Like Icarus, each of these generations crafted "wings"—a theory about America's relationship to the world. They flapped carefully at first, but gradually lost their inhibitions until, giddy with success, they flew into the sun.
But every era also brought new leaders and thinkers who found wisdom in pain. They reconciled American optimism—our belief that anything is possible—with the realities of a world that will never fully bend to our will. In their struggles lie the seeds of American renewal today.
Based on years of research, The Icarus Syndrome is a provocative and strikingly original account of hubris in the American century—and how we learn from the tragedies that result.
Customer ReviewsMost Helpful
By Paul on 01-28-12
Review of America's Foreign Interventions
What made the experience of listening to The Icarus Syndrome the most enjoyable?
I appreciated the depth of the author's research and his interpretation of the motives of the various actors. Beinart reviews America's foreign policy, concentrating on events after World War I.
What was the most interesting aspect of this story? The least interesting?
Beinart is not one of the flag-waving historians who view America's history through the veil of feigned patriotism. Rather he is a pragmatist who believes America acts in its own best interest. However, many times America makes the wrong decision. The author uncovers some interesting connections and ironies along the way as he tries to get into the head of the protagonists and describe their thought processes in formulating the actions of America in the War on Terrorism.
Have you listened to any of John Morgan’s other performances before? How does this one compare?
Was this a book you wanted to listen to all in one sitting?
No, the amount of material is too much to absorb in one sitting. This book is best listened to over a period of time to give the reader a chance to ponder these great issues.
Any additional comments?
This is an excellent thesis on the hubris of America in its dealings with its enemies. The Bush administration, particularly Cheney comes in for criticism. The machinations of the Bush clique is described in great detail.
3 of 3 people found this review helpful
By Edo on 05-21-12

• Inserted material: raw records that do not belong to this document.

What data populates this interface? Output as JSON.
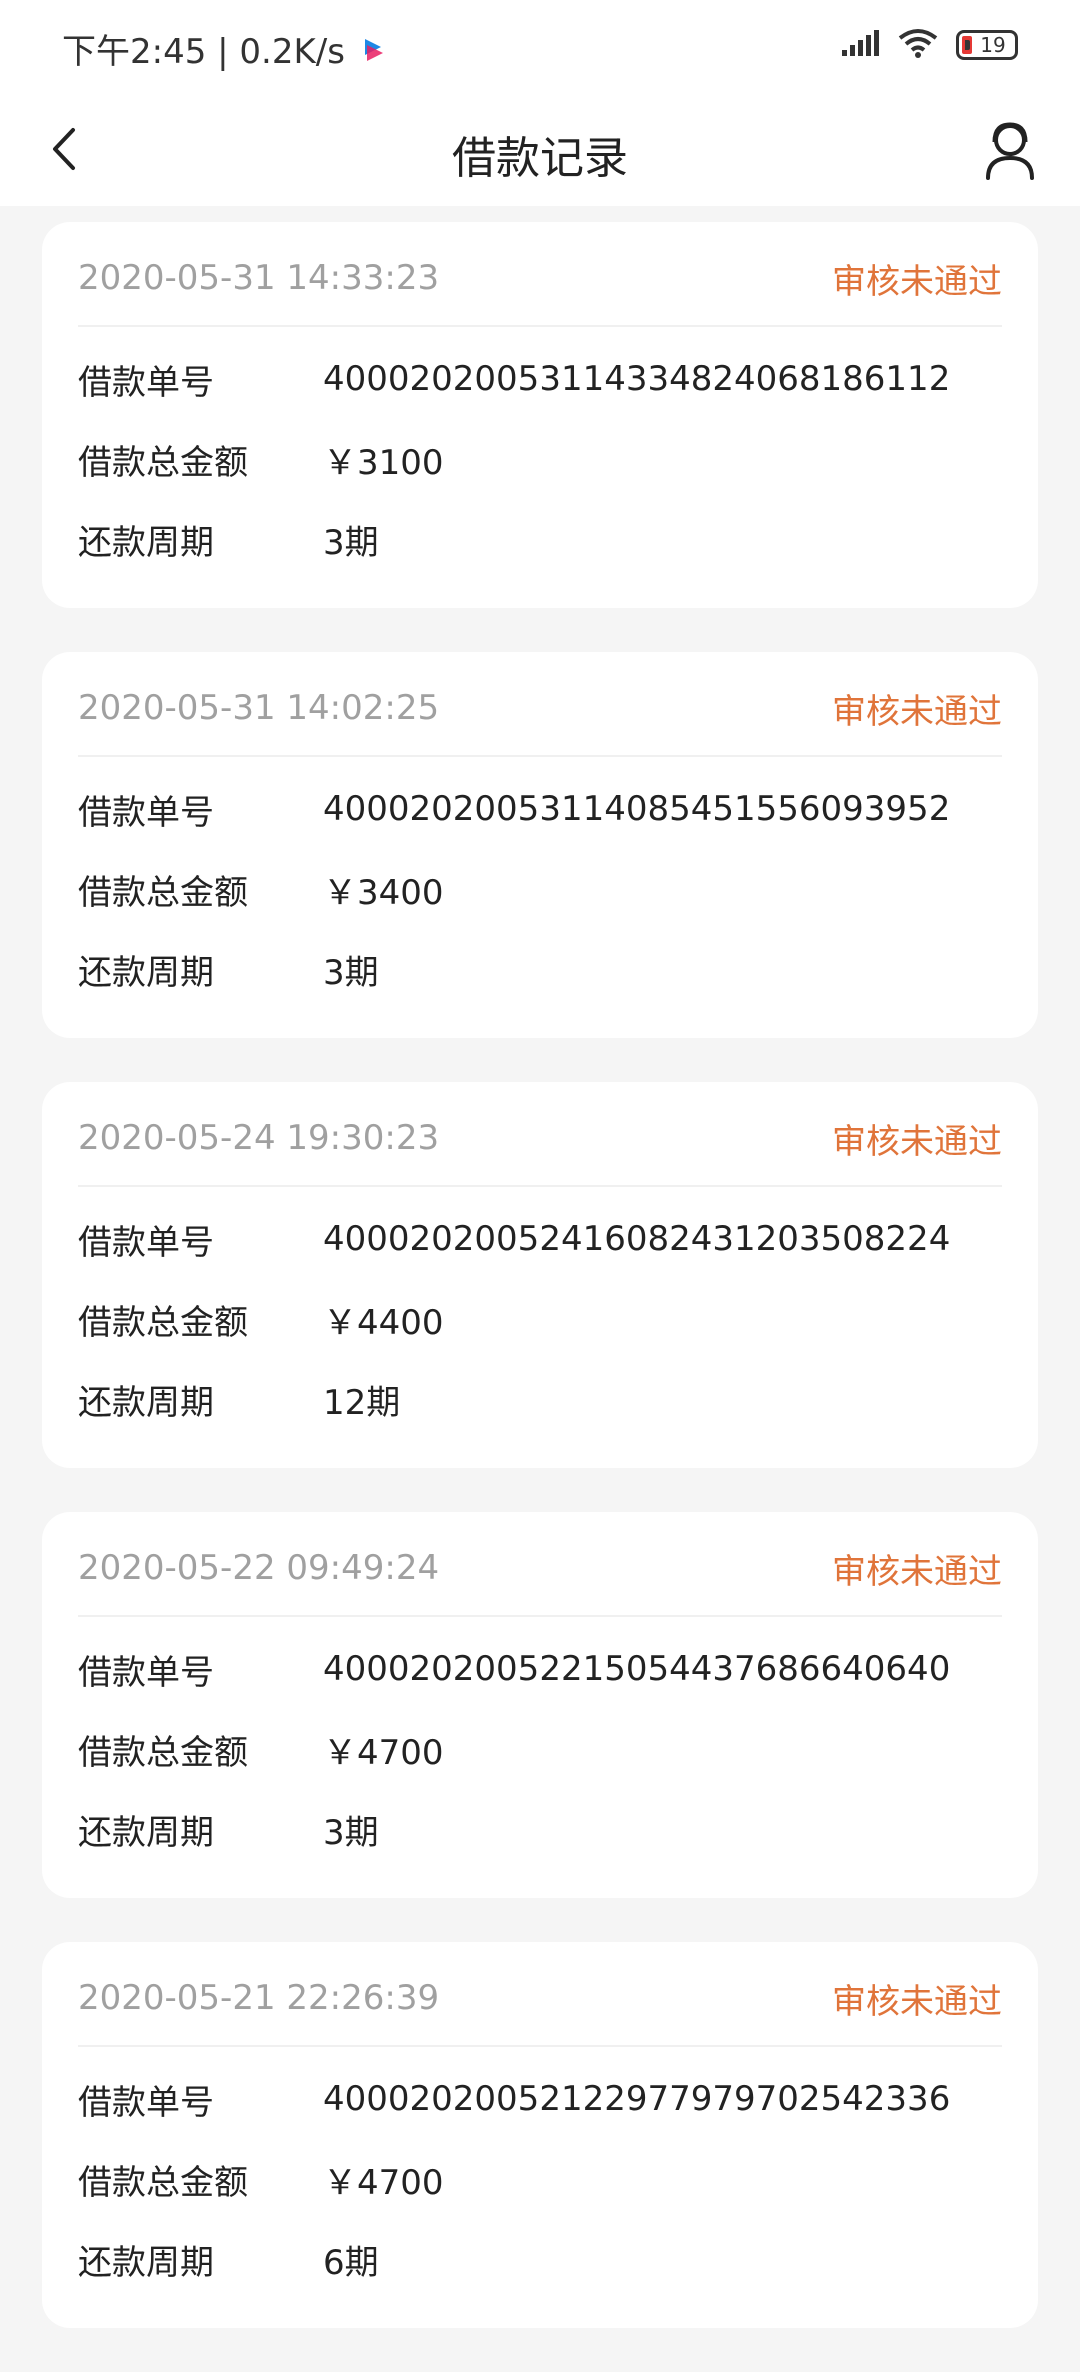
{
  "status_bar": {
    "time_speed": "下午2:45 | 0.2K/s",
    "battery_level": "19",
    "icons": [
      "signal-icon",
      "wifi-icon",
      "battery-icon"
    ]
  },
  "header": {
    "title": "借款记录",
    "back_icon": "chevron-left-icon",
    "profile_icon": "user-icon"
  },
  "labels": {
    "order_no": "借款单号",
    "total_amount": "借款总金额",
    "repay_period": "还款周期"
  },
  "records": [
    {
      "time": "2020-05-31 14:33:23",
      "status": "审核未通过",
      "order_no": "400020200531143348240681861​12",
      "amount": "￥3100",
      "period": "3期"
    },
    {
      "time": "2020-05-31 14:02:25",
      "status": "审核未通过",
      "order_no": "400020200531140854515560939​52",
      "amount": "￥3400",
      "period": "3期"
    },
    {
      "time": "2020-05-24 19:30:23",
      "status": "审核未通过",
      "order_no": "400020200524160824312035082​24",
      "amount": "￥4400",
      "period": "12期"
    },
    {
      "time": "2020-05-22 09:49:24",
      "status": "审核未通过",
      "order_no": "400020200522150544376866406​40",
      "amount": "￥4700",
      "period": "3期"
    },
    {
      "time": "2020-05-21 22:26:39",
      "status": "审核未通过",
      "order_no": "400020200521229779797025423​36",
      "amount": "￥4700",
      "period": "6期"
    }
  ],
  "colors": {
    "status_rejected": "#e0743a",
    "time_text": "#a0a0a0",
    "background": "#f5f5f5"
  }
}
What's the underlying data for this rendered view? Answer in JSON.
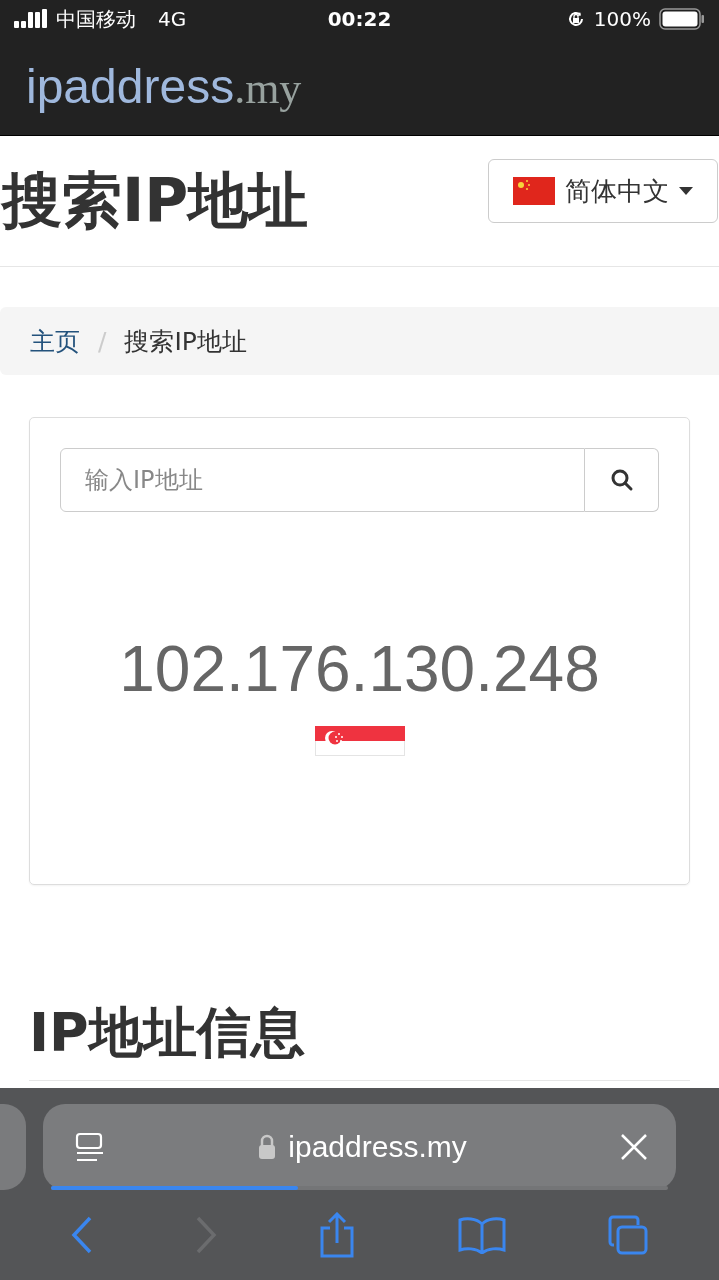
{
  "status_bar": {
    "carrier": "中国移动",
    "network": "4G",
    "time": "00:22",
    "battery": "100%"
  },
  "site_header": {
    "logo_name": "ipaddress",
    "logo_domain": ".my"
  },
  "page": {
    "title": "搜索IP地址",
    "language": "简体中文",
    "breadcrumb": [
      {
        "label": "主页",
        "kind": "link"
      },
      {
        "label": "搜索IP地址",
        "kind": "current"
      }
    ],
    "breadcrumb_separator": "/",
    "search": {
      "placeholder": "输入IP地址"
    },
    "ip_address": "102.176.130.248",
    "section_heading": "IP地址信息"
  },
  "browser": {
    "url": "ipaddress.my",
    "progress": {
      "level": 0.4
    },
    "toolbar": [
      {
        "kind": "back",
        "disabled": false
      },
      {
        "kind": "forward",
        "disabled": true
      },
      {
        "kind": "share",
        "disabled": false
      },
      {
        "kind": "bookmarks",
        "disabled": false
      },
      {
        "kind": "tabs",
        "disabled": false
      }
    ]
  }
}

This was a great history lesson and interesting perspective on the lead-up to America going to war and how the leaders of the time made decisions. I thought the piece was well-researched and presented in a very interesting format. I'd say it's one of the better non-fiction books I've read recently and very engaging.
2 of 2 people found this review helpful